Less expected was his next move - returning to Bloc Party and making a proper alt-rock record, 2012’s Four, a full throttle punk album verging on hardcore and grunge in places. Artists are always at their most interesting when they’re working in opposition to their last release, and Okereke (ditching the surname and known, Kylie like, simply as Kele for solo purposes) has managed to pull against both of his previous two projects, abandoning the thunderous guitars of Four but also rejecting the high-NRG wub-wub-wubbing of his debut. Instead, Trick, his second proper solo release, is a far more minimal affair of subtle electronica, moody UK Garage and low-key dub step. It makes it easily the most interesting work he’s put his name to since Intimacy itself.
Lyrically this is the singer's most direct and personal album to date: lovelorn, vulnerable and actually rather steamy in places, Okereke clearly has sex on his mind. It’s not raunchy though, it’s yearning, occasionally even pleading, as on album highlight ‘My Hotel Room’ ("My hotel room is not too far, we can talk for hours, I’ll show you stuff”) and closing track ‘Stay The Night’ (”stay the whole night, I know that you want to, son.” Elsewhere a man known for being laughably obtuse sings with sincerity and simplicity: “In your absence I unravel” goes the chorus to ‘Closer’, while ‘Year Zero’ has him declaring that “Usually love let’s me down, no-one like you sticks around”. It’s a long way from “At the Trois Garcons we meet at precisely 9 o’clock/I order my foie gras and I eat it with complete disdain” (yes, he actually wrote that.)

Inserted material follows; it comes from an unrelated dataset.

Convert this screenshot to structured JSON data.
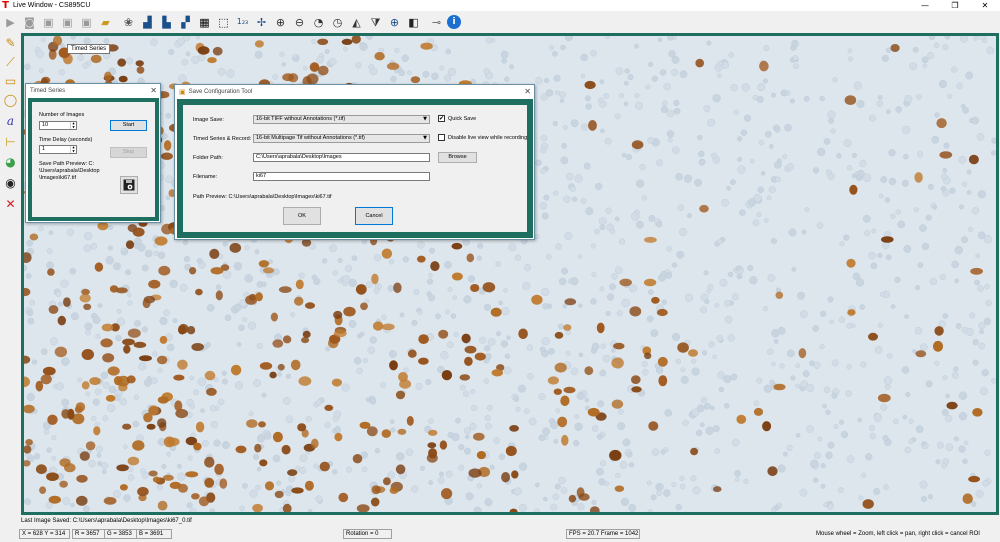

The watchword across Trick is 'elegance'. This is an extremely elegant record, the unfussiest thing Okereke has put his name too. He’s not hiding behind the music here, as it could be argued he has before, and there’s no over-complication: Trick works because of its minimalism, utilising some of the tricks Katy B used for LIttle Red’s more subtle moments back at the beginning of the year, but stripping them back further. Most tracks rest on a pulsing beat, augmented by basic synth lines, or the subtlest of spidery guitars. It’s a dance record, yes, but one that few people are going to be actually dancing to, marking it apart from its predecessor, The Boxer and the likes of ‘Tenderoni’, a song aimed only at the dance floor at the expense of any real emotional connection. Here, musically as lyrically, Okereke seems concerned with emotional connection first and foremost, making this a plaintive and engaging experience throughout.
8Marc Burrows's Score